Attribution & Copyright: German Quaternary Association
Artikel – Projekt 07 – Routes of Interaction
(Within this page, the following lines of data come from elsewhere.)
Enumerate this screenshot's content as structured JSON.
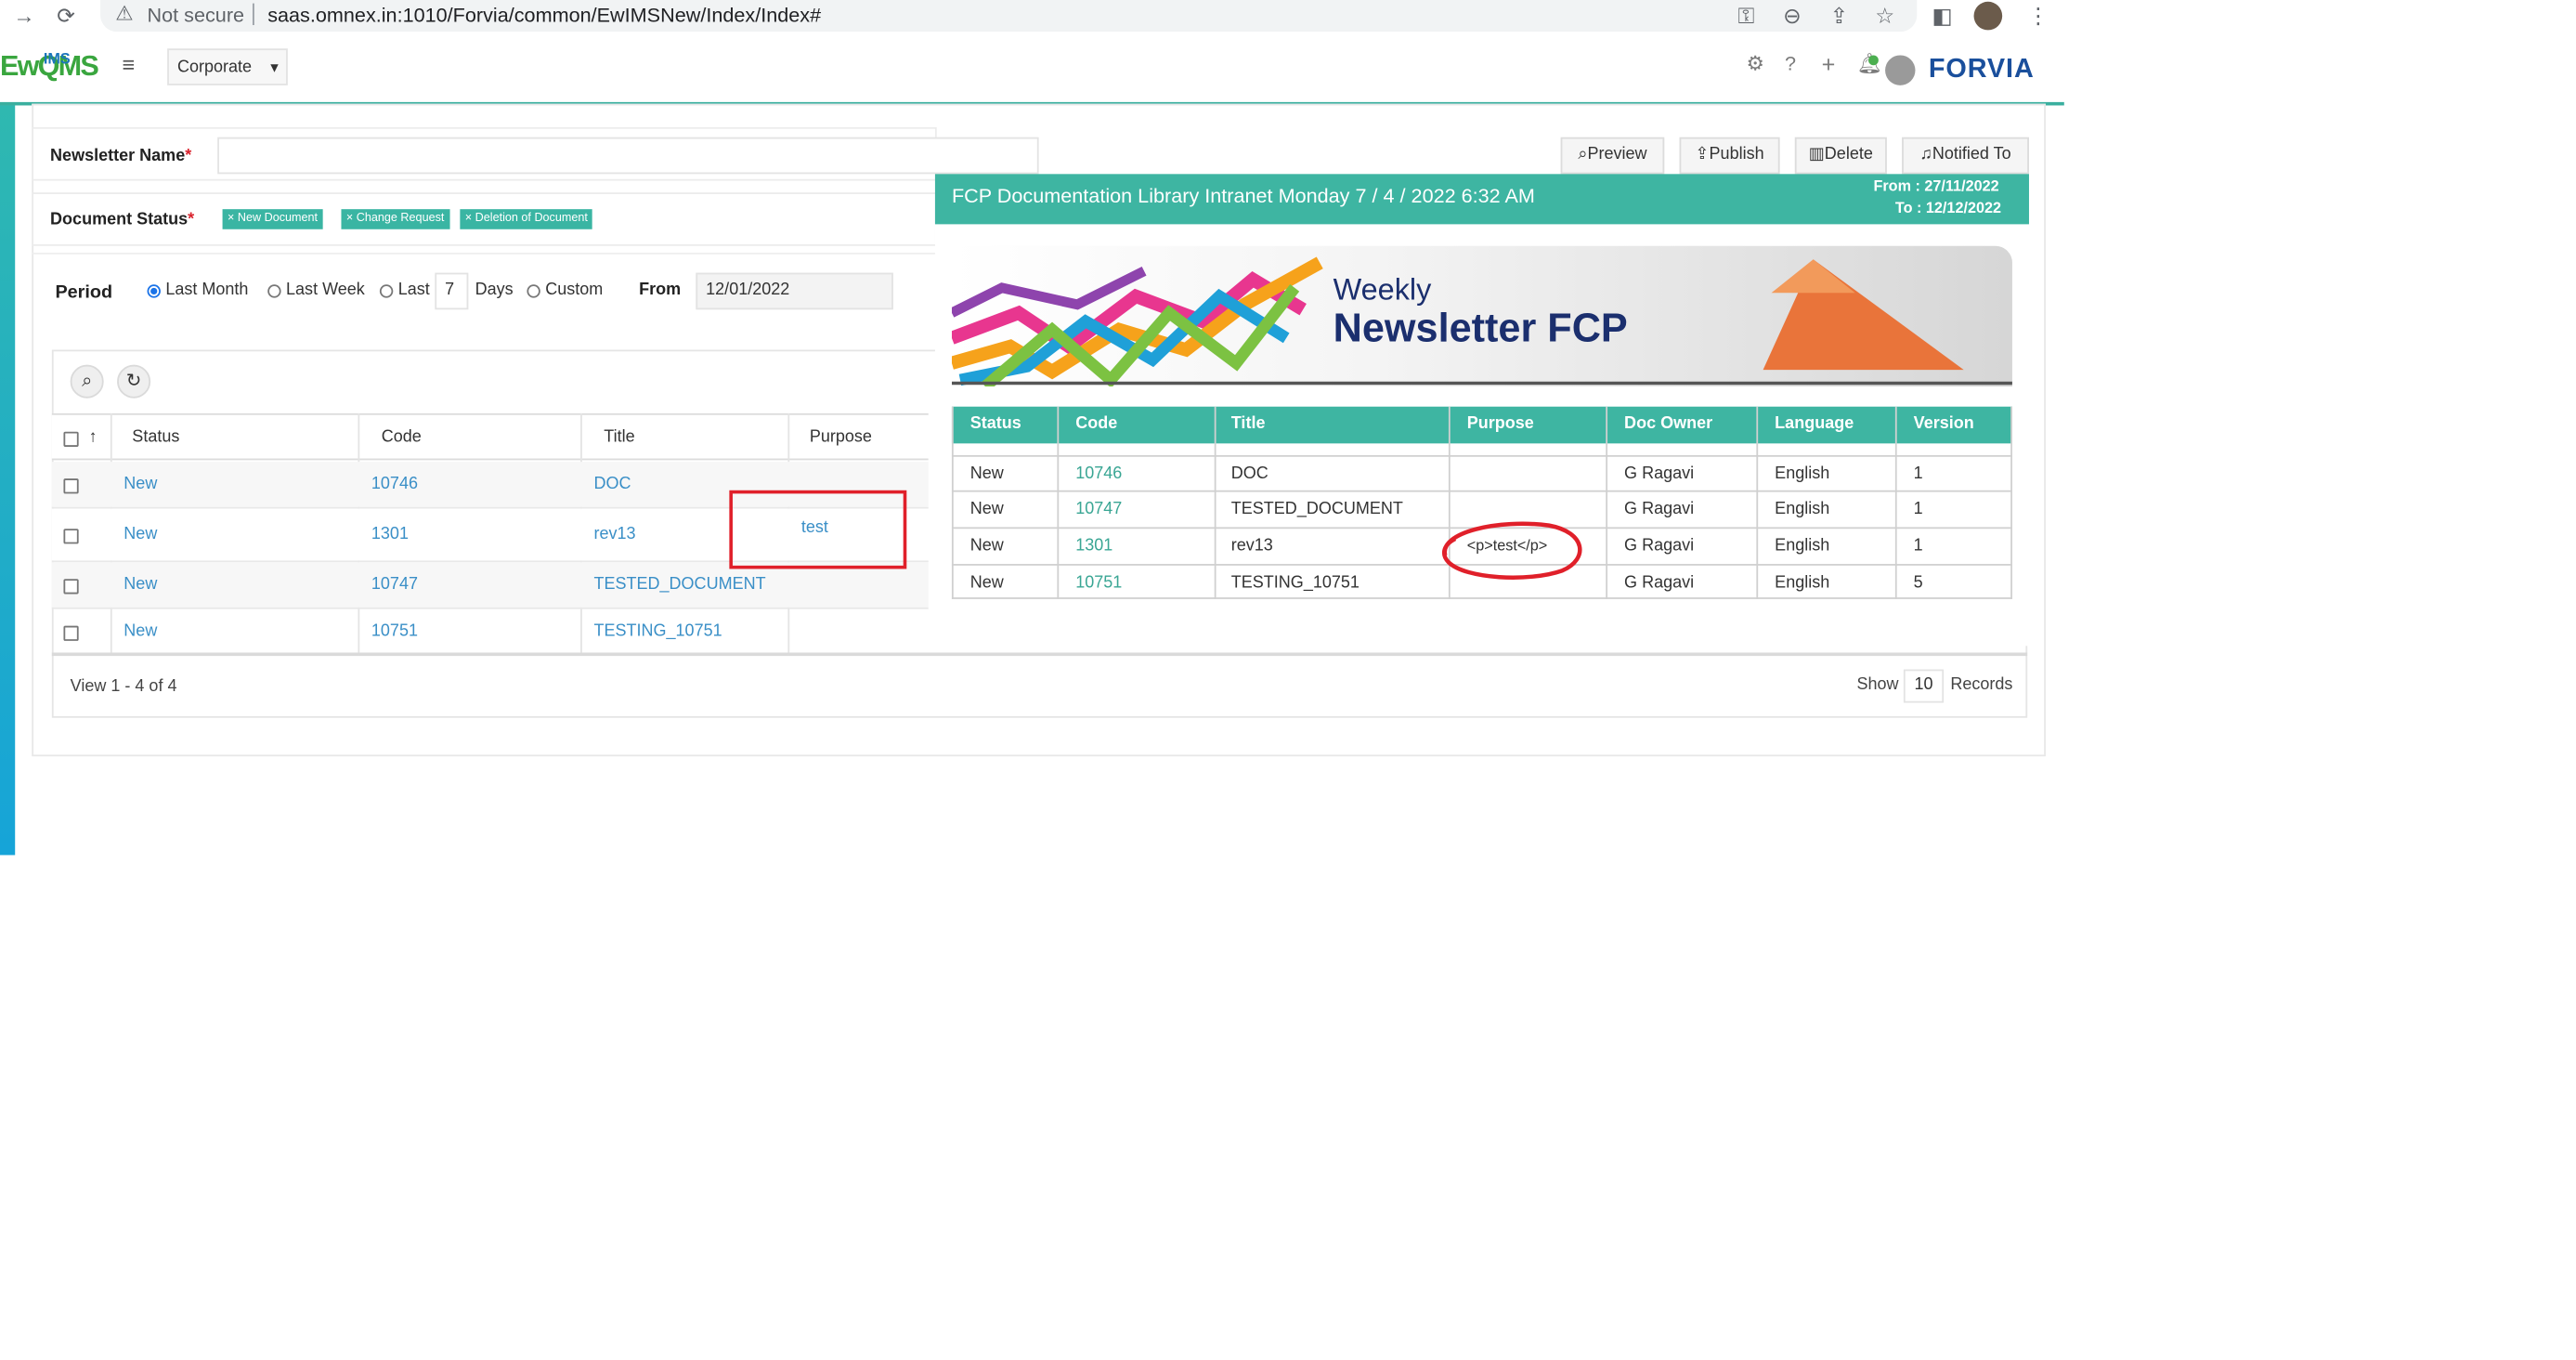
{
  "browser": {
    "security_label": "Not secure",
    "url": "saas.omnex.in:1010/Forvia/common/EwIMSNew/Index/Index#"
  },
  "header": {
    "logo_text": "EwQMS",
    "logo_sub": "IMS",
    "site_select": "Corporate",
    "brand": "FORVIA"
  },
  "form": {
    "newsletter_name_label": "Newsletter Name",
    "newsletter_name_value": "",
    "document_status_label": "Document Status",
    "required_mark": "*",
    "status_tags": [
      "New Document",
      "Change Request",
      "Deletion of Document"
    ],
    "tag_remove": "×",
    "period_label": "Period",
    "period_options": [
      "Last Month",
      "Last Week",
      "Last",
      "Custom"
    ],
    "period_selected": "Last Month",
    "last_days_value": "7",
    "days_label": "Days",
    "from_label": "From",
    "from_value": "12/01/2022"
  },
  "actions": {
    "preview": "Preview",
    "publish": "Publish",
    "delete": "Delete",
    "notified_to": "Notified To"
  },
  "grid": {
    "sort_icon": "↑",
    "columns": [
      "Status",
      "Code",
      "Title",
      "Purpose"
    ],
    "rows": [
      {
        "status": "New",
        "code": "10746",
        "title": "DOC",
        "purpose": ""
      },
      {
        "status": "New",
        "code": "1301",
        "title": "rev13",
        "purpose": "test"
      },
      {
        "status": "New",
        "code": "10747",
        "title": "TESTED_DOCUMENT",
        "purpose": ""
      },
      {
        "status": "New",
        "code": "10751",
        "title": "TESTING_10751",
        "purpose": ""
      }
    ],
    "view_text": "View 1 - 4 of 4",
    "show_label": "Show",
    "show_value": "10",
    "records_label": "Records"
  },
  "preview": {
    "title": "FCP Documentation Library Intranet Monday 7 / 4 / 2022 6:32 AM",
    "from_label": "From : ",
    "from_date": "27/11/2022",
    "to_label": "To : ",
    "to_date": "12/12/2022",
    "banner_line1": "Weekly",
    "banner_line2": "Newsletter FCP",
    "columns": [
      "Status",
      "Code",
      "Title",
      "Purpose",
      "Doc Owner",
      "Language",
      "Version"
    ],
    "rows": [
      {
        "status": "New",
        "code": "10746",
        "title": "DOC",
        "purpose": "",
        "owner": "G Ragavi",
        "language": "English",
        "version": "1"
      },
      {
        "status": "New",
        "code": "10747",
        "title": "TESTED_DOCUMENT",
        "purpose": "",
        "owner": "G Ragavi",
        "language": "English",
        "version": "1"
      },
      {
        "status": "New",
        "code": "1301",
        "title": "rev13",
        "purpose": "<p>test</p>",
        "owner": "G Ragavi",
        "language": "English",
        "version": "1"
      },
      {
        "status": "New",
        "code": "10751",
        "title": "TESTING_10751",
        "purpose": "",
        "owner": "G Ragavi",
        "language": "English",
        "version": "5"
      }
    ]
  },
  "colors": {
    "accent": "#3eb5a2",
    "link": "#3a8fc7",
    "annotation": "#e0202a",
    "brand": "#1a4f9c"
  }
}
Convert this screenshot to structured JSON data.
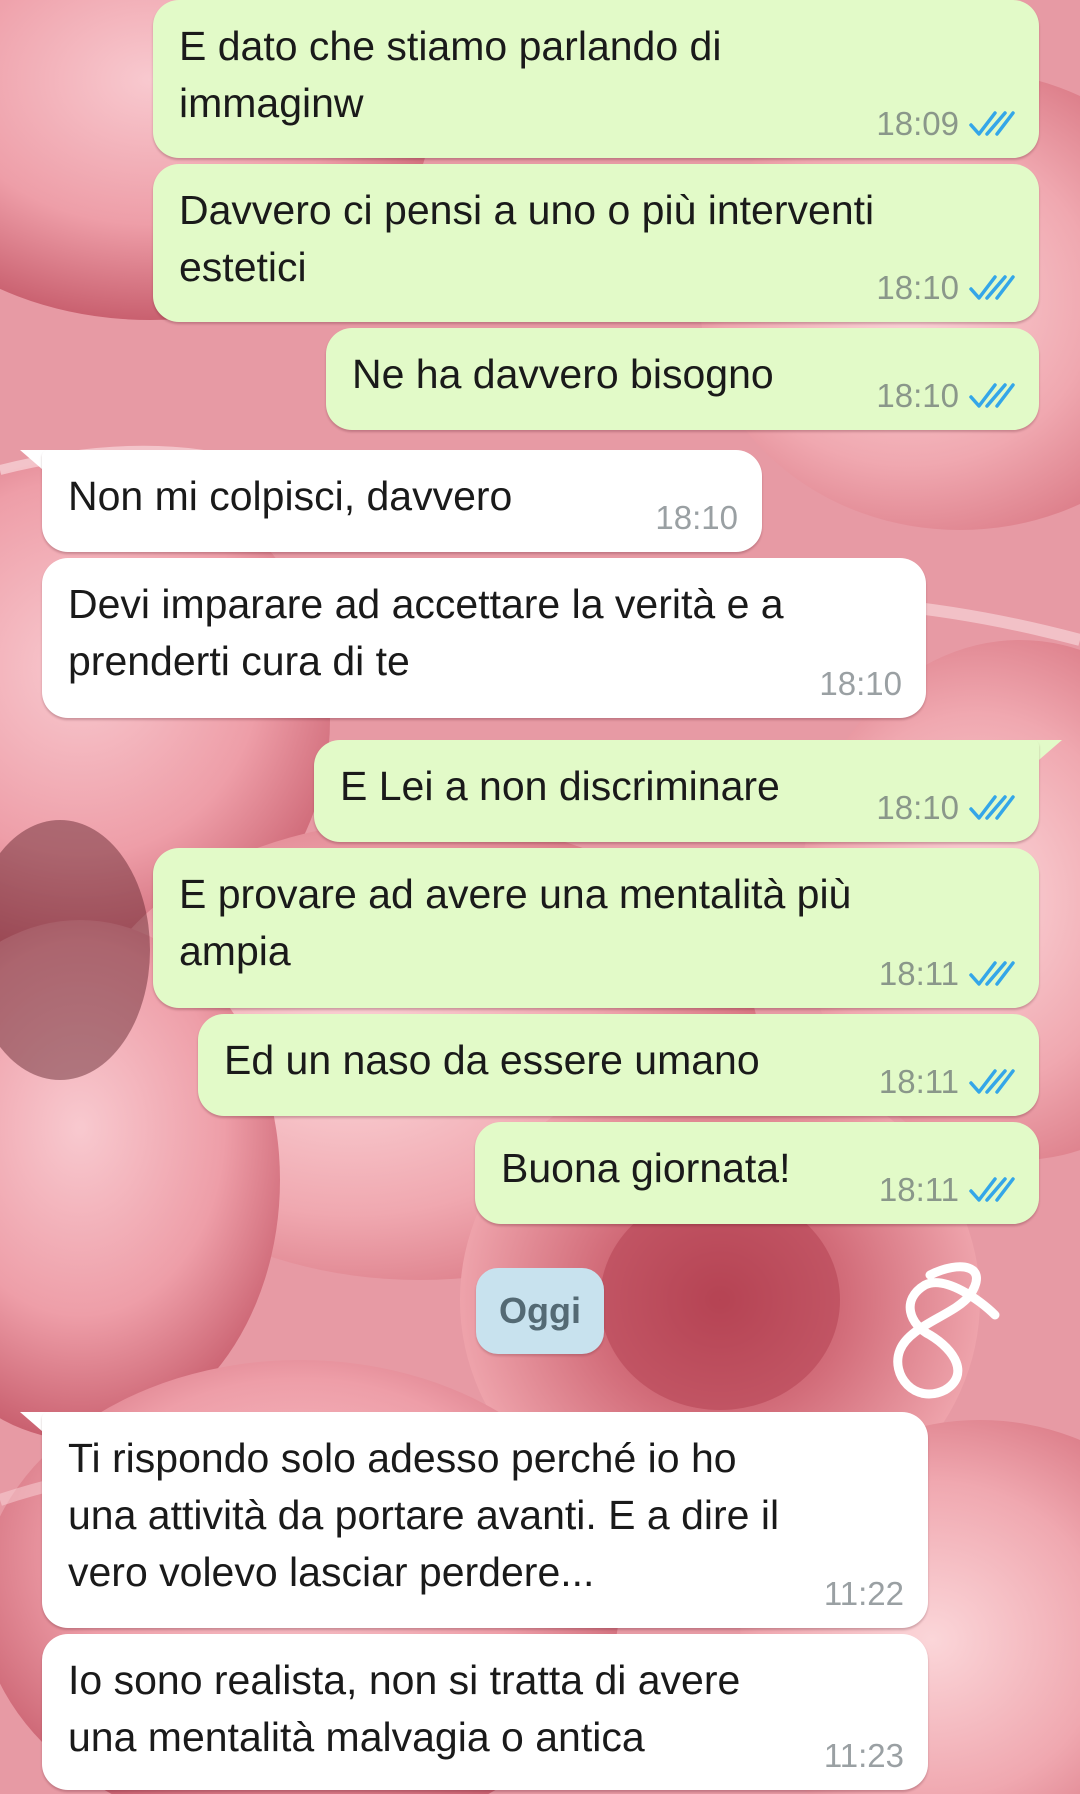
{
  "wallpaper": {
    "description_color": "#e98f9a"
  },
  "colors": {
    "outgoing_bubble": "#e2fac8",
    "incoming_bubble": "#ffffff",
    "read_ticks": "#34a6e8",
    "date_chip": "#c8e2ee"
  },
  "messages": [
    {
      "direction": "out",
      "text": "E dato che stiamo parlando di\nimmaginw",
      "time": "18:09",
      "read": true
    },
    {
      "direction": "out",
      "text": "Davvero ci pensi a uno o più interventi\nestetici",
      "time": "18:10",
      "read": true
    },
    {
      "direction": "out",
      "text": "Ne ha davvero bisogno",
      "time": "18:10",
      "read": true
    },
    {
      "direction": "in",
      "text": "Non mi colpisci, davvero",
      "time": "18:10"
    },
    {
      "direction": "in",
      "text": "Devi imparare ad accettare la verità e a\nprenderti cura di te",
      "time": "18:10"
    },
    {
      "direction": "out",
      "text": "E Lei a non discriminare",
      "time": "18:10",
      "read": true
    },
    {
      "direction": "out",
      "text": "E provare ad avere una mentalità più\nampia",
      "time": "18:11",
      "read": true
    },
    {
      "direction": "out",
      "text": "Ed un naso da essere umano",
      "time": "18:11",
      "read": true
    },
    {
      "direction": "out",
      "text": "Buona giornata!",
      "time": "18:11",
      "read": true
    },
    {
      "direction": "in",
      "text": "Ti rispondo solo adesso perché io ho\nuna attività da portare avanti. E a dire il\nvero volevo lasciar perdere...",
      "time": "11:22"
    },
    {
      "direction": "in",
      "text": "Io sono realista, non si tratta di avere\nuna mentalità malvagia o antica",
      "time": "11:23"
    }
  ],
  "date_separator": {
    "label": "Oggi"
  },
  "annotation": {
    "icon": "handwritten-scribble-icon"
  }
}
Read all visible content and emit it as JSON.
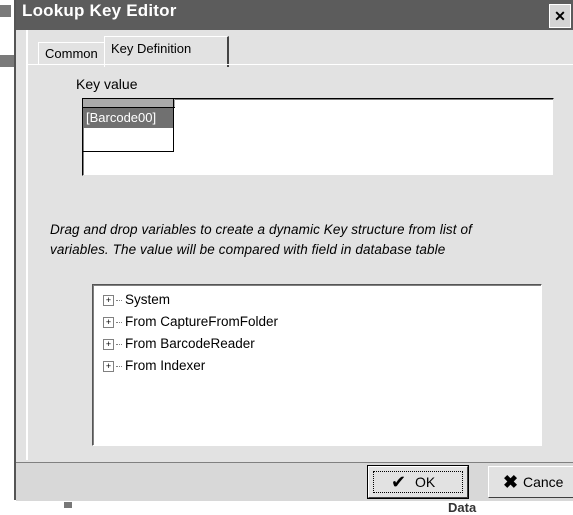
{
  "window": {
    "title": "Lookup Key Editor",
    "close_glyph": "✕"
  },
  "tabs": [
    {
      "label": "Common",
      "active": false
    },
    {
      "label": "Key Definition",
      "active": true
    }
  ],
  "key_value": {
    "label": "Key value",
    "items": [
      "[Barcode00]"
    ]
  },
  "hint_lines": [
    "Drag and drop variables to create a dynamic Key structure from list of",
    "variables. The value will be compared with field in database table"
  ],
  "variables_tree": [
    {
      "label": "System",
      "expander": "+"
    },
    {
      "label": "From CaptureFromFolder",
      "expander": "+"
    },
    {
      "label": "From BarcodeReader",
      "expander": "+"
    },
    {
      "label": "From Indexer",
      "expander": "+"
    }
  ],
  "footer": {
    "ok_label": "OK",
    "ok_icon": "check-icon",
    "cancel_label": "Cance",
    "cancel_icon": "x-icon"
  },
  "background_text": "Data"
}
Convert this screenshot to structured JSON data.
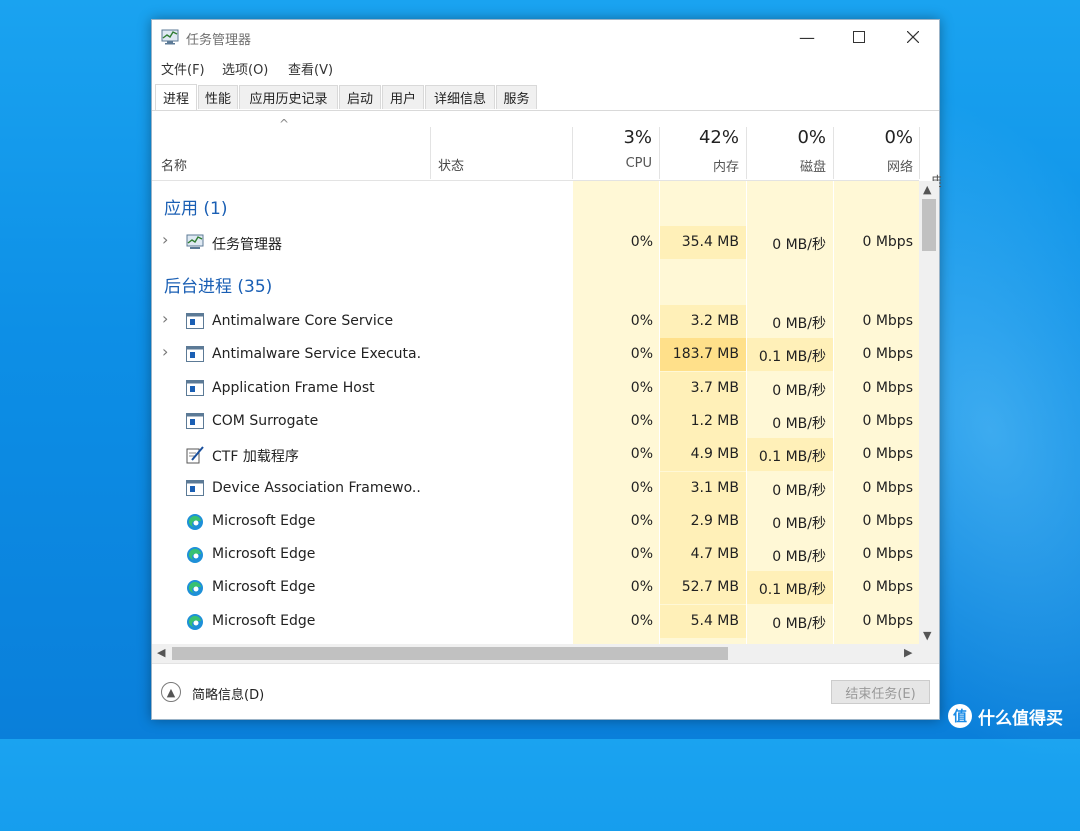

The sites of Hawelti–Melazo in the Tigray region of the northern Ethiopian Highlands is an archaeological hotspot related to the D’mt kingdom (ca. 800–400 BCE). The existence of several monumental buildings, which have been excavated since the 1950s, underline the importance of this area in the Ethio-Sabaean period. We investigated the geomorphological and geological characteristics of the site and its surroundings and carried out sedimentological analyses, as well as direct (luminescence) and indirect (radiocarbon) sediment dating, to reconstruct the palaeoenvironmental conditions, which we integrated into the wider context of Tigray. Luminescence dating of feldspar grains from the May Agazin catchment indicate enhanced fluvial activity in the late Pleistocene, likely connected to the re-occurring monsoon after the Last Glacial Maximum (LGM). The abundance of trap basalt on the Melazo plateau, which provides the basis for the development of fertile soils, and the presumably higher groundwater level during the Ethio-Sabaean Period, provided favourable settlement conditions. The peninsula-like shape of the Melazo plateau was easily accessible only from the east and northeast, while relatively steep scarps enclose the other edges of the plateau. This adds a possible natural protective function to this site.